January 05, 2008
By Elisabeth Grant
Following the award presentation at last night’s General Meeting (see previous blog post), Barbara Weinstein gave her presidential address, titled “Developing Inequality.” Here is an excerpt from that address:

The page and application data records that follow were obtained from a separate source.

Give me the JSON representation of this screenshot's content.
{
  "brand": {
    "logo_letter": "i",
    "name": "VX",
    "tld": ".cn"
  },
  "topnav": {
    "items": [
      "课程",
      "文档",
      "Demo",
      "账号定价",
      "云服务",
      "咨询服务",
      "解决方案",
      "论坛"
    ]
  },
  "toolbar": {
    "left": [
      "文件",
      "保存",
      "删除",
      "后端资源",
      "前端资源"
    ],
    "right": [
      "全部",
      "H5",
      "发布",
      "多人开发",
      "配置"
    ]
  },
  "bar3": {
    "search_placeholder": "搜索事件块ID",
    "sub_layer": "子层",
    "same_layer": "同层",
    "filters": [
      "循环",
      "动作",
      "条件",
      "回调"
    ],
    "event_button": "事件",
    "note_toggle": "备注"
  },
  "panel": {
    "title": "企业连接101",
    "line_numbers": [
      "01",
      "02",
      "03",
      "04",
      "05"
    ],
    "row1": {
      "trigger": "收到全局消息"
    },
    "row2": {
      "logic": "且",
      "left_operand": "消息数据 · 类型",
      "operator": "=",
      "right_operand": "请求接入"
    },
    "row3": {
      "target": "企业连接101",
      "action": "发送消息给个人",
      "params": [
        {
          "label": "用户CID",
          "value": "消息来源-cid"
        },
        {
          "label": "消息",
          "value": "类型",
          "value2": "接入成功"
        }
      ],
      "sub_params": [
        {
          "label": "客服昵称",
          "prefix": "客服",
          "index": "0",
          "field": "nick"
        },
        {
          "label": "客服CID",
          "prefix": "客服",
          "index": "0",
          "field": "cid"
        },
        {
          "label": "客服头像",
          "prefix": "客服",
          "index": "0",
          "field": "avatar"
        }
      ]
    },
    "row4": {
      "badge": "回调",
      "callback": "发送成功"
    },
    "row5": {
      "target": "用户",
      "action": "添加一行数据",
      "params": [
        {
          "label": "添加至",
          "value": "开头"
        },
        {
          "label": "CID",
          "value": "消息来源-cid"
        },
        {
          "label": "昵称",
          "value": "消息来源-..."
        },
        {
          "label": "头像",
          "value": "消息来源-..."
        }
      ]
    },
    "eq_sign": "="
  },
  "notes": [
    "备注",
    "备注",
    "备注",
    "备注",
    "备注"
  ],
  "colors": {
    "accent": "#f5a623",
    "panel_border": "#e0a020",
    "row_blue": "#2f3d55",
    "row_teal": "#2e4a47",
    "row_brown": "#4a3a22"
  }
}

For historians of Latin America, as well as for those who study Asia and Africa (a.k.a., the "developing countries"), the historical trajectory of "development" and "underdevelopment" and its implications for poverty and inequality had been, until recently, a theme that animated much of the research on the region. However, the very notion of development has fallen on hard times among historians as postmodern and poststructuralist critiques have made scholars across the disciplines skeptical of discourses that rely on linear notions of progress and on contrasts between the "modernity" of the West and the "backwardness" of the rest. Yet historical and geographical patterns of inequality have become, if anything, more dramatic over the past century, and particularly so in recent decades. Moreover, both those who have become richer and those who have become poorer mobilize explicitly historical explanations either to justify their greater prosperity or underscore the injustice of their poverty. Thus, even as many historians retreat from engagement with these issues, historical narratives continue to inform the way different groups explain the persistent inequalities both within and between regions. In this address, I will consider, first of all, the way in which the earlier focus on economic growth and development, even from a critical perspective, tended to reproduce discourses of modernity and backwardness that positioned North America/Western Europe as the models for modern societies. I will then explore, with particular reference to Brazil and its dramatic regional inequalities, how we might reconsider the causes and consequences of uneven development in light of recent turns in the historical profession and in ways that reposition these questions as central to historical scholarship without reviving discredited discourses of modernization and progress.